Proposed jail expansion draws protests
Advocates urge funding go toward community-based alternatives instead of jails
Black Lives Matter, JusticeLA spearhead jail expansion protest aimed at County Board of Supervisors
LOS ANGELES — Black Lives Matter, JusticeLA, and a coalition of organizations working with communities directly impacted by incarceration in Los Angeles County staged a protest, Tues., Sept. 26, outside the Kenneth Hahn Hall of Administration to urge L.A. supervisors to oppose spending $3.5 billion on jail expansion and support re-investment back into the community. The protest occurred prior to the supervisor’s meeting at 9 a.m.
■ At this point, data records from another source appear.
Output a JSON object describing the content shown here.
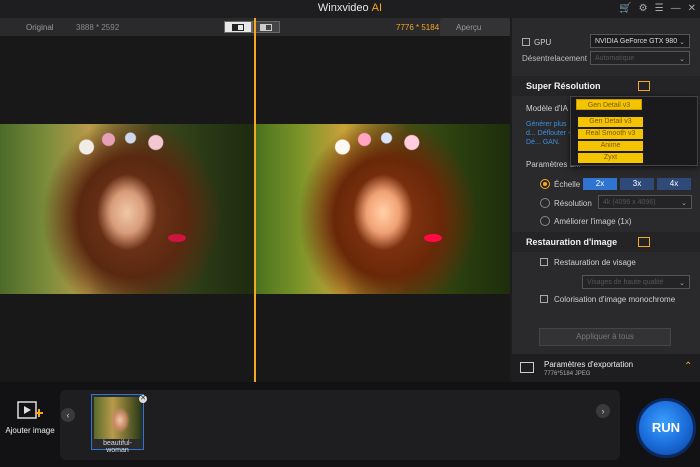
{
  "app": {
    "title": "Winxvideo",
    "title_suffix": "AI"
  },
  "titlebar_icons": [
    "cart-icon",
    "gear-icon",
    "menu-icon",
    "minimize-icon",
    "close-icon"
  ],
  "preview": {
    "left_label": "Original",
    "left_resolution": "3888 * 2592",
    "right_resolution": "7776 * 5184",
    "right_label": "Aperçu"
  },
  "settings": {
    "gpu_label": "GPU",
    "gpu_value": "NVIDIA GeForce GTX 980",
    "deinterlace_label": "Désentrelacement",
    "deinterlace_value": "Automatique"
  },
  "super_resolution": {
    "title": "Super Résolution",
    "model_label": "Modèle d'IA",
    "model_selected": "Gen Detail v3",
    "description": "Générer plus d... Déflouter + Dé... GAN.",
    "params_label": "Paramètres d...",
    "scale_label": "Échelle",
    "scale_options": [
      "2x",
      "3x",
      "4x"
    ],
    "resolution_label": "Résolution",
    "resolution_value": "4k (4096 x 4096)",
    "enhance_label": "Améliorer l'image (1x)"
  },
  "model_dropdown": {
    "options": [
      "Gen Detail v3",
      "Real Smooth v3",
      "Anime",
      "Zyxt"
    ]
  },
  "restoration": {
    "title": "Restauration d'image",
    "face_label": "Restauration de visage",
    "face_value": "Visages de haute qualité",
    "colorize_label": "Colorisation d'image monochrome"
  },
  "apply_all": "Appliquer à tous",
  "export": {
    "title": "Paramètres d'exportation",
    "details": "7776*5184   JPEG"
  },
  "bottom": {
    "add_image": "Ajouter image",
    "thumb_name": "beautiful-woman",
    "run": "RUN"
  },
  "colors": {
    "accent": "#f5a623",
    "blue": "#2f74d0",
    "dropdown": "#f5c400"
  }
}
In addition, a motion was presented to the supervisors urging a moratorium on jail construction. The county supervisors plan to build a 3,885-bed replacement for the downtown Men’s Central Jail and renovate the now-vacant Mira Loma Detention Center into a 1,600-bed women’s facility in Lancaster, Calif., — replacing the Lynwood, Calif. facility.
In L.A. County, 40 percent of female inmates are Latino while 32 percent are Black. The population in the men’s facilities is currently 50 percent Latino and 30 percent Black. While Black people make up less than 9 percent of the population in the county, the demographic comprises one-third of the county jail population.
The most impacted districts in the county are Districts 1 and 2, represented by Supervisors Hilda Solis and Mark Ridley-Thomas, respectively and encompassing the larger areas of East L.A. and South L.A. — neighborhoods that are predominantly low-income/working class, migrant, Black and Latino. More than half of those imprisoned have not been convicted of a crime and cannot afford bail.
There are plans to build a new mental health jail with an inadequate amount of health care workers. JusticeLA believes this will directly endanger communities of color who do not have access to low-cost, quality mental health care in Los Angeles, yet who appear to be targeted by policing and incarceration. According to L.A. County District Atty. Jackie Lacey, there are approximately 3,000 people in L.A. jails suffering from mental illness.
“I believe that the County Board of Supervisors should have a commission to study alternatives to jails,” said Patrisse Cullors, with JusticeLA and co-founder of Black Lives Matter. “With $3.5 billion we could support people who are [homeless] and getting them homes. We could support children who have little access to getting healthy food. I’m a lover of life and I deeply believe in humanity’s ability to do better than we’re currently doing.”
JusticeLA is advocating for AB 109 realignment funding to go into community- based alternatives and not jails to address the communities with the highest rates of imprisonment. Those communities tend to be primarily poor and working class communities of color that are also disproportionately high in unemployment, home foreclosures, school cutbacks, inadequate access to healthcare and lower-than- average life expectancies.